• _WORK REQUIRED_
Among the lines of the data, copy those that hold "Custom".

-- DATA follows --

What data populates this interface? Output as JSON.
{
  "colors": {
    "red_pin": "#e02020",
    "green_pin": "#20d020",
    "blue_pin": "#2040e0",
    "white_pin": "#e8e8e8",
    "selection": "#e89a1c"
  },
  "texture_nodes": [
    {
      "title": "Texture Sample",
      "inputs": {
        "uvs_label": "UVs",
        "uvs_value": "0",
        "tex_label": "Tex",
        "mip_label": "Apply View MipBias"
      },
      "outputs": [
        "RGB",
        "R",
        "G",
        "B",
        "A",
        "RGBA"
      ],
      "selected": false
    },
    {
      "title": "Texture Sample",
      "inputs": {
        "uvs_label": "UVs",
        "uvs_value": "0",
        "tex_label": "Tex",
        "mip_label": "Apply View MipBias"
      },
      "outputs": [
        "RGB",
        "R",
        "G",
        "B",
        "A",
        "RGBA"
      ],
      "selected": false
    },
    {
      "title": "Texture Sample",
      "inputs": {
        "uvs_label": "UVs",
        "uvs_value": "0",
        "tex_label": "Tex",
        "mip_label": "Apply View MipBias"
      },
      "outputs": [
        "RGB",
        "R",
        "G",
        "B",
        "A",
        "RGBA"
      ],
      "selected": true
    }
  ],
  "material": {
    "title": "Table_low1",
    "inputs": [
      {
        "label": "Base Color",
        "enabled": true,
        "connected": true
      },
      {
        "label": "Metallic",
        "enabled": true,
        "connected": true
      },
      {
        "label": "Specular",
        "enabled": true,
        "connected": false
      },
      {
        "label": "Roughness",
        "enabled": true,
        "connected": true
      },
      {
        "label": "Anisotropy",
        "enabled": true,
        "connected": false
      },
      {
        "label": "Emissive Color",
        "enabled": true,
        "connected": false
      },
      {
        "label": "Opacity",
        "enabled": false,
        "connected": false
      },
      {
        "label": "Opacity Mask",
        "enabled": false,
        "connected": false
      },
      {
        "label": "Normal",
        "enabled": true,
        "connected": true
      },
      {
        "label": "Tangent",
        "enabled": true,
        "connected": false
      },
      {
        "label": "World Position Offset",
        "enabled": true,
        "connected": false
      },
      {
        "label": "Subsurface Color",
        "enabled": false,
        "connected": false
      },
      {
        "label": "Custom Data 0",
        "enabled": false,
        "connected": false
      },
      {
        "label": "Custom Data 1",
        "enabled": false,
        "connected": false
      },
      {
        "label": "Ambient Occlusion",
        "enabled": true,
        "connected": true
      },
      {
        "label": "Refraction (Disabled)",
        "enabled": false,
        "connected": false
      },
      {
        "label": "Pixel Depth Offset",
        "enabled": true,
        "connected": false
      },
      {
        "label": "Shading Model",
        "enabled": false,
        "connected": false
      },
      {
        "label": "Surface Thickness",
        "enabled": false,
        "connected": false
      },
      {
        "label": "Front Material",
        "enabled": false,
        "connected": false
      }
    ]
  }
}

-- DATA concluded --

• _WRITTEN SOLUTION_
        "label": "Custom Data 0",
        "label": "Custom Data 1",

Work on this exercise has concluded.